Last week, there was an online seminar, organized jointly by the Westminster Foundation for Democracy and Hull University Centre for Legislative Studies, to mark the publication of Parliaments and Post-Legislative Scrutiny, originally published as a special issue of The Journal of Legislative Studies. The work draws together various studies of the significance and development of post-legislative scrutiny.
People’s lives are shaped by what is permitted or prohibited by law. Law can constrain or empower individuals, regulate industry, and impose taxes, fines and provide for terms of imprisonment for those who transgress the law. Legislatures are the bodies that have to assent to law, but approving law should not be seen as the end of the process. A law may not have the effect intended. It may have unintended effects or simply have no effect. The wording may be overly broad or ambiguous.
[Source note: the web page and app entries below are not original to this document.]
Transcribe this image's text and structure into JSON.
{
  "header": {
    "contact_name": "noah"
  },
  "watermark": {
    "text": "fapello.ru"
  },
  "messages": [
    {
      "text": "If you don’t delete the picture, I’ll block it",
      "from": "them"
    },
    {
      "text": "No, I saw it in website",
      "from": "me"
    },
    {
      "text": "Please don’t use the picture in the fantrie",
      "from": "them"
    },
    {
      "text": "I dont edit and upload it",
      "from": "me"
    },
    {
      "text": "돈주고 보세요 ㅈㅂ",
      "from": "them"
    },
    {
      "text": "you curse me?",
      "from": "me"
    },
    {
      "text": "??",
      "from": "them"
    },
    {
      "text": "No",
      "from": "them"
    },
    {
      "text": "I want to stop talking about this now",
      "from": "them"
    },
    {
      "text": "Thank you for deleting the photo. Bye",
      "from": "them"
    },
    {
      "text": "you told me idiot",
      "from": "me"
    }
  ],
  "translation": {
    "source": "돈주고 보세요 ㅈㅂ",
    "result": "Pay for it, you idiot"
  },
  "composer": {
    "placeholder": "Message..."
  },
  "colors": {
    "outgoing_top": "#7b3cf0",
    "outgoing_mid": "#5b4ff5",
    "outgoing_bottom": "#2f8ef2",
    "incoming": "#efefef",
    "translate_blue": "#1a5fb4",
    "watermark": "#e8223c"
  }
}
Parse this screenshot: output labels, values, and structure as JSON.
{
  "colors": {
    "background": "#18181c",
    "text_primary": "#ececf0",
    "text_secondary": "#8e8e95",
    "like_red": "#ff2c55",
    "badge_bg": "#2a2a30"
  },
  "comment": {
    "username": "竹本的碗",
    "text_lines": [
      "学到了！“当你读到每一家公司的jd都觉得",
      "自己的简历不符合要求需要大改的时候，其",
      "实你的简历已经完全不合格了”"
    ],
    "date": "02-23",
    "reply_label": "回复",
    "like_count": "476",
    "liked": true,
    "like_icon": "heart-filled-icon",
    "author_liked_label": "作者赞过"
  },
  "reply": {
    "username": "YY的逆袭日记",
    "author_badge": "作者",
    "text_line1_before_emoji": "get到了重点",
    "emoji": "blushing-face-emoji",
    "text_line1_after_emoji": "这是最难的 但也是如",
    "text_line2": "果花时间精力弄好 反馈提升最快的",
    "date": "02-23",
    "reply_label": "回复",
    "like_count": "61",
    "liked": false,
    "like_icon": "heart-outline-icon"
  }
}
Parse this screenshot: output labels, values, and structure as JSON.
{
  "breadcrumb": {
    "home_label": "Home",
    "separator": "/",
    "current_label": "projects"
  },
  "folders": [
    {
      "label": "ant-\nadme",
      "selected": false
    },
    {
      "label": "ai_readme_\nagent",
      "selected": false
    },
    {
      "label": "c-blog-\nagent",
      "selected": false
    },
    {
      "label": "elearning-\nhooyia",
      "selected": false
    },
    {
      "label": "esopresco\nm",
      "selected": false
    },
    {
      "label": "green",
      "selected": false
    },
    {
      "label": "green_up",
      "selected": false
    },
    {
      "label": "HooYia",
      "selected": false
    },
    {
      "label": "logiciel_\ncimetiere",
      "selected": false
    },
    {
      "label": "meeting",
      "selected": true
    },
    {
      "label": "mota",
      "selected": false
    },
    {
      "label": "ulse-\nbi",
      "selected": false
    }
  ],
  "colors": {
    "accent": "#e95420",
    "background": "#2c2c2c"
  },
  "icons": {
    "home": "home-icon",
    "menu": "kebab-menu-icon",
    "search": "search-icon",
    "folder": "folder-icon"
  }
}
One can argue therefore that for law to be ‘good’ law – achieving its purpose – it needs to be revisited. It needs to be assessed in terms of whether it is achieving its desired effect. Hence the case for the legislature to review whether a measure has achieved what it was designed to achieve. It is important, though, that post-legislative scrutiny is not a re-run of arguments of principle that may have occurred at the time the measure was passed. It is essential that it is assessed against what it was designed to achieve, not against what some may have preferred it to say.
The case for post-legislative scrutiny is valid at any time, but arguably even more so at the present time. Legislatures have variously passed emergency legislation to confer extraordinary powers to deal with the coronavirus pandemic. There is a powerful case for putting in place systematic post-legislative scrutiny for measures passed in haste, especially where those measures are not subject to sunset clauses. Even if they are, there is a case for post-legislative scrutiny to determine what lessons may be drawn in the event of a similar crisis occurring again.